◆ **WHAT TO PRODUCE**:
For each line in the data below that holds "bottom", return a copy.

◆ **DATA EXTRACT**:
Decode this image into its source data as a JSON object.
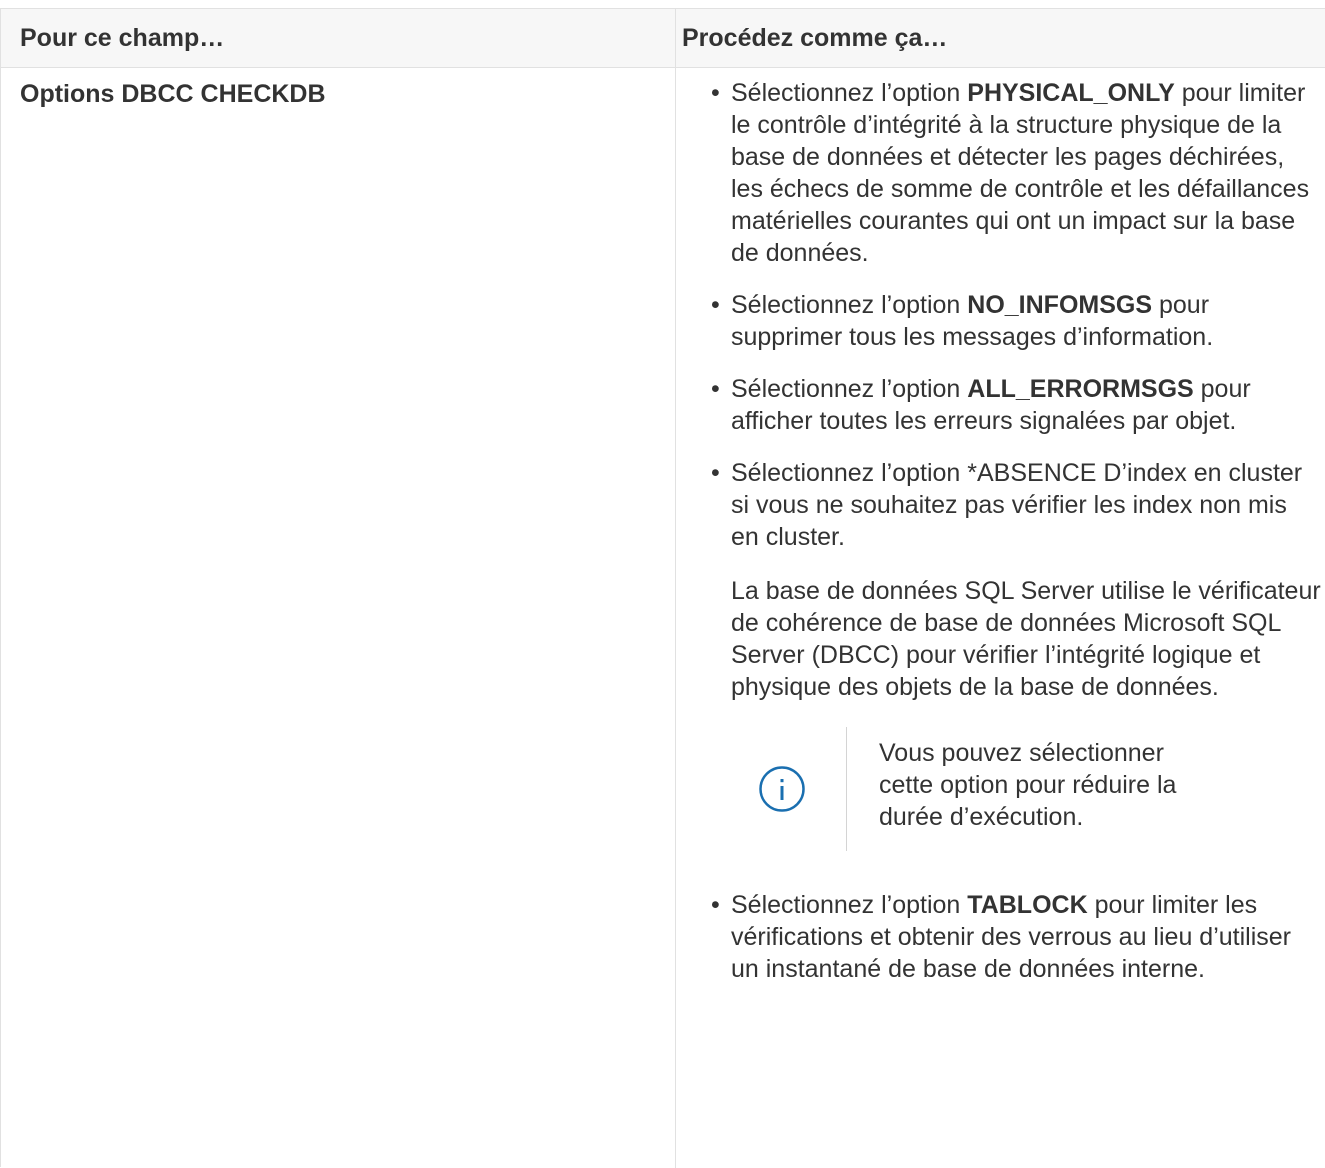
{
  "table": {
    "headers": [
      "Pour ce champ…",
      "Procédez comme ça…"
    ],
    "field_name": "Options DBCC CHECKDB",
    "options": [
      {
        "prefix": "Sélectionnez l’option ",
        "keyword": "PHYSICAL_ONLY",
        "suffix": " pour limiter le contrôle d’intégrité à la structure physique de la base de données et détecter les pages déchirées, les échecs de somme de contrôle et les défaillances matérielles courantes qui ont un impact sur la base de données."
      },
      {
        "prefix": "Sélectionnez l’option ",
        "keyword": "NO_INFOMSGS",
        "suffix": " pour supprimer tous les messages d’information."
      },
      {
        "prefix": "Sélectionnez l’option ",
        "keyword": "ALL_ERRORMSGS",
        "suffix": " pour afficher toutes les erreurs signalées par objet."
      },
      {
        "text": "Sélectionnez l’option *ABSENCE D’index en cluster si vous ne souhaitez pas vérifier les index non mis en cluster.",
        "paragraph": "La base de données SQL Server utilise le vérificateur de cohérence de base de données Microsoft SQL Server (DBCC) pour vérifier l’intégrité logique et physique des objets de la base de données.",
        "note": {
          "icon": "info-icon",
          "text": "Vous pouvez sélectionner cette option pour réduire la durée d’exécution."
        }
      },
      {
        "prefix": "Sélectionnez l’option ",
        "keyword": "TABLOCK",
        "suffix": " pour limiter les vérifications et obtenir des verrous au lieu d’utiliser un instantané de base de données interne."
      }
    ]
  },
  "colors": {
    "text": "#333333",
    "header_bg": "#f7f7f7",
    "border": "#e1e1e1",
    "icon": "#1a6fb0"
  }
}
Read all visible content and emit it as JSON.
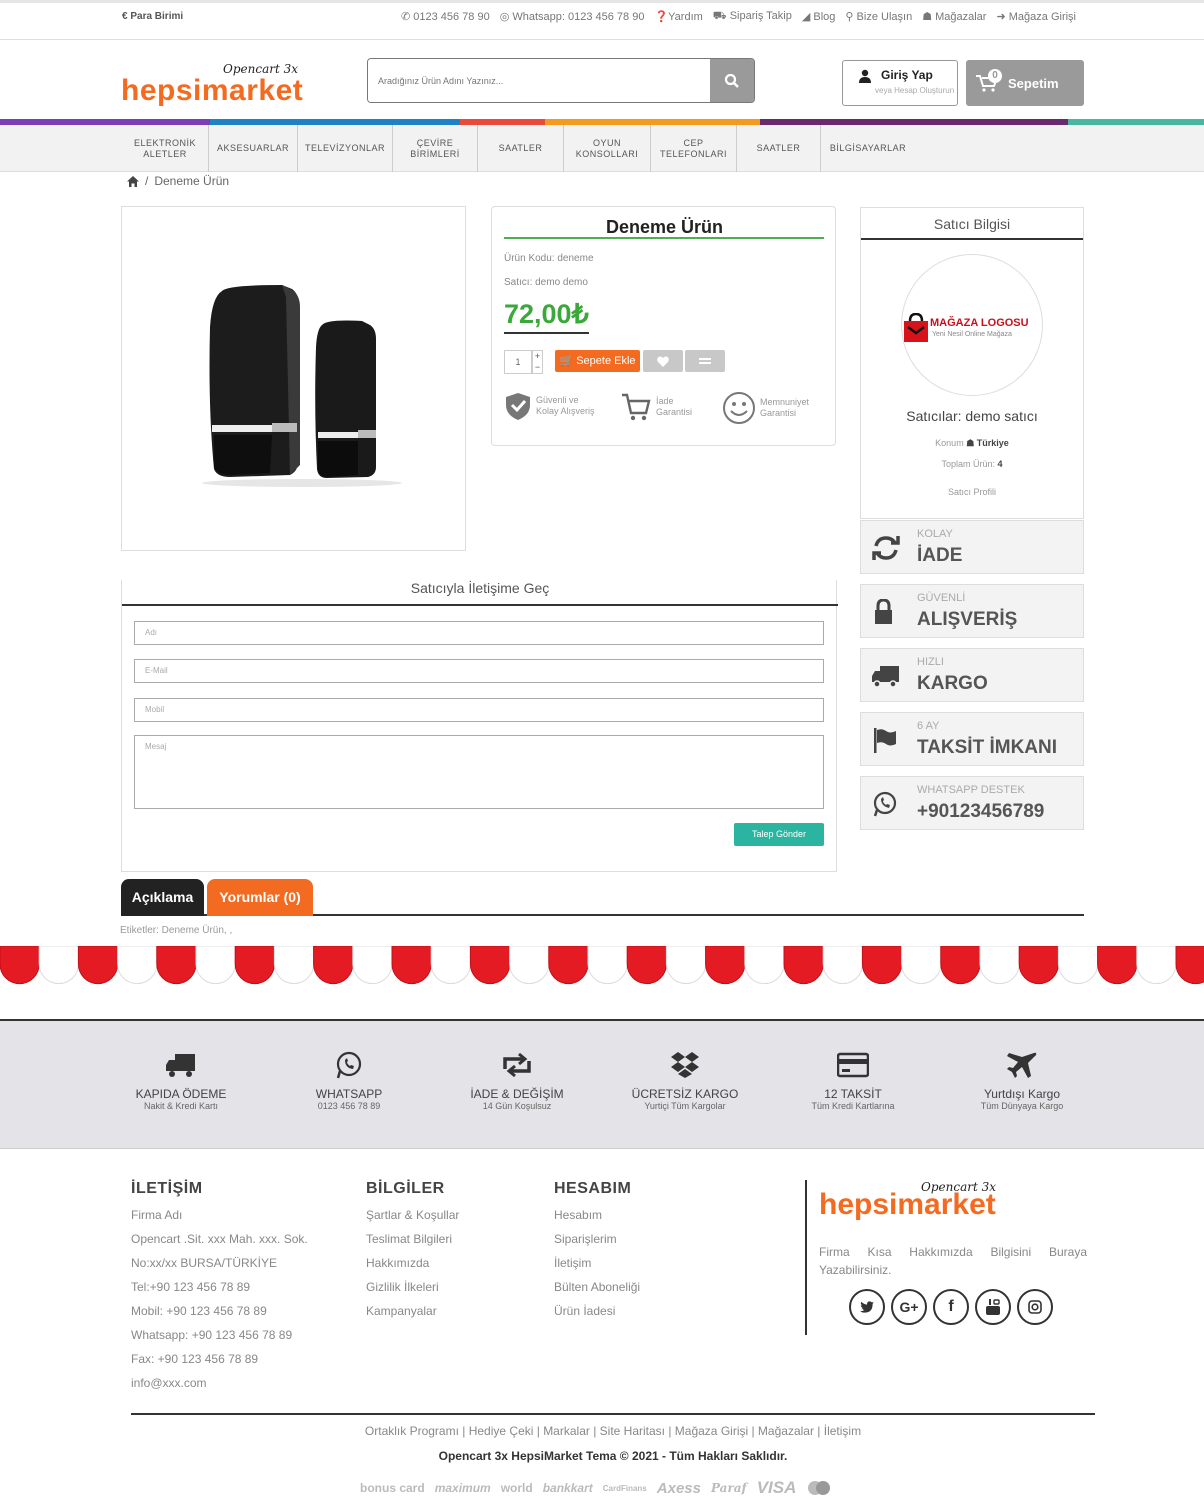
{
  "topbar": {
    "currency": "Para Birimi",
    "phone": "0123 456 78 90",
    "whatsapp": "Whatsapp: 0123 456 78 90",
    "help": "Yardım",
    "order_track": "Sipariş Takip",
    "blog": "Blog",
    "contact": "Bize Ulaşın",
    "stores": "Mağazalar",
    "store_login": "Mağaza Girişi"
  },
  "header": {
    "logo_small": "Opencart 3x",
    "logo_big": "hepsimarket",
    "search_placeholder": "Aradığınız Ürün Adını Yazınız...",
    "login_label": "Giriş Yap",
    "login_sub": "veya Hesap Oluşturun",
    "cart_label": "Sepetim",
    "cart_count": "0"
  },
  "colors": {
    "stripe": [
      "#7b3fb5",
      "#1f82c6",
      "#e84a3b",
      "#f49a1e",
      "#6a2b6e",
      "#49b7a0"
    ],
    "accent": "#f36b21",
    "price": "#3aa83a"
  },
  "nav": [
    {
      "label": "ELEKTRONİK ALETLER"
    },
    {
      "label": "AKSESUARLAR"
    },
    {
      "label": "TELEVİZYONLAR"
    },
    {
      "label": "ÇEVİRE BİRİMLERİ"
    },
    {
      "label": "SAATLER"
    },
    {
      "label": "OYUN KONSOLLARI"
    },
    {
      "label": "CEP TELEFONLARI"
    },
    {
      "label": "SAATLER"
    },
    {
      "label": "BİLGİSAYARLAR"
    }
  ],
  "breadcrumb": {
    "current": "Deneme Ürün"
  },
  "product": {
    "title": "Deneme Ürün",
    "code": "Ürün Kodu: deneme",
    "seller": "Satıcı: demo demo",
    "price": "72,00₺",
    "qty": "1",
    "add_to_cart": "Sepete Ekle",
    "badges": [
      {
        "icon": "shield-icon",
        "line1": "Güvenli ve",
        "line2": "Kolay Alışveriş"
      },
      {
        "icon": "cart-return-icon",
        "line1": "İade",
        "line2": "Garantisi"
      },
      {
        "icon": "smile-icon",
        "line1": "Memnuniyet",
        "line2": "Garantisi"
      }
    ]
  },
  "seller_box": {
    "header": "Satıcı Bilgisi",
    "logo_text": "MAĞAZA LOGOSU",
    "logo_sub": "Yeni Nesil Online Mağaza",
    "name": "Satıcılar: demo satıcı",
    "location_label": "Konum",
    "location_value": "Türkiye",
    "total_label": "Toplam Ürün:",
    "total_value": "4",
    "profile": "Satıcı Profili"
  },
  "features": [
    {
      "icon": "refresh-icon",
      "top": "KOLAY",
      "bottom": "İADE"
    },
    {
      "icon": "lock-icon",
      "top": "GÜVENLİ",
      "bottom": "ALIŞVERİŞ"
    },
    {
      "icon": "truck-icon",
      "top": "HIZLI",
      "bottom": "KARGO"
    },
    {
      "icon": "flag-icon",
      "top": "6 AY",
      "bottom": "TAKSİT İMKANI"
    },
    {
      "icon": "whatsapp-icon",
      "top": "WHATSAPP DESTEK",
      "bottom": "+90123456789"
    }
  ],
  "contact_form": {
    "header": "Satıcıyla İletişime Geç",
    "name_placeholder": "Adı",
    "email_placeholder": "E-Mail",
    "mobile_placeholder": "Mobil",
    "message_placeholder": "Mesaj",
    "send": "Talep Gönder"
  },
  "tabs": {
    "description": "Açıklama",
    "reviews": "Yorumlar (0)"
  },
  "tags": "Etiketler: Deneme Ürün, ,",
  "services": [
    {
      "icon": "truck-icon",
      "title": "KAPIDA ÖDEME",
      "sub": "Nakit & Kredi Kartı"
    },
    {
      "icon": "whatsapp-icon",
      "title": "WHATSAPP",
      "sub": "0123 456 78 89"
    },
    {
      "icon": "retweet-icon",
      "title": "İADE & DEĞİŞİM",
      "sub": "14 Gün Koşulsuz"
    },
    {
      "icon": "dropbox-icon",
      "title": "ÜCRETSİZ KARGO",
      "sub": "Yurtiçi Tüm Kargolar"
    },
    {
      "icon": "credit-card-icon",
      "title": "12 TAKSİT",
      "sub": "Tüm Kredi Kartlarına"
    },
    {
      "icon": "plane-icon",
      "title": "Yurtdışı Kargo",
      "sub": "Tüm Dünyaya Kargo"
    }
  ],
  "footer": {
    "contact_title": "İLETİŞİM",
    "contact_items": [
      "Firma Adı",
      "Opencart .Sit. xxx Mah. xxx. Sok.",
      "No:xx/xx BURSA/TÜRKİYE",
      "Tel:+90 123 456 78 89",
      "Mobil: +90 123 456 78 89",
      "Whatsapp: +90 123 456 78 89",
      "Fax: +90 123 456 78 89",
      "info@xxx.com"
    ],
    "info_title": "BİLGİLER",
    "info_items": [
      "Şartlar & Koşullar",
      "Teslimat Bilgileri",
      "Hakkımızda",
      "Gizlilik İlkeleri",
      "Kampanyalar"
    ],
    "account_title": "HESABIM",
    "account_items": [
      "Hesabım",
      "Siparişlerim",
      "İletişim",
      "Bülten Aboneliği",
      "Ürün İadesi"
    ],
    "logo_small": "Opencart 3x",
    "logo_big": "hepsimarket",
    "desc_line1": "Firma Kısa Hakkımızda Bilgisini Buraya",
    "desc_line2": "Yazabilirsiniz.",
    "links": "Ortaklık Programı | Hediye Çeki | Markalar | Site Haritası | Mağaza Girişi | Mağazalar | İletişim",
    "copyright": "Opencart 3x HepsiMarket Tema © 2021 - Tüm Hakları Saklıdır.",
    "payments": [
      "bonus card",
      "maximum",
      "world",
      "bankkart",
      "CardFinans",
      "Axess",
      "Paraf",
      "VISA"
    ]
  }
}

◆ **WRITTEN ANSWER**:
      "bottom": "İADE"
      "bottom": "ALIŞVERİŞ"
      "bottom": "KARGO"
      "bottom": "TAKSİT İMKANI"
      "bottom": "+90123456789"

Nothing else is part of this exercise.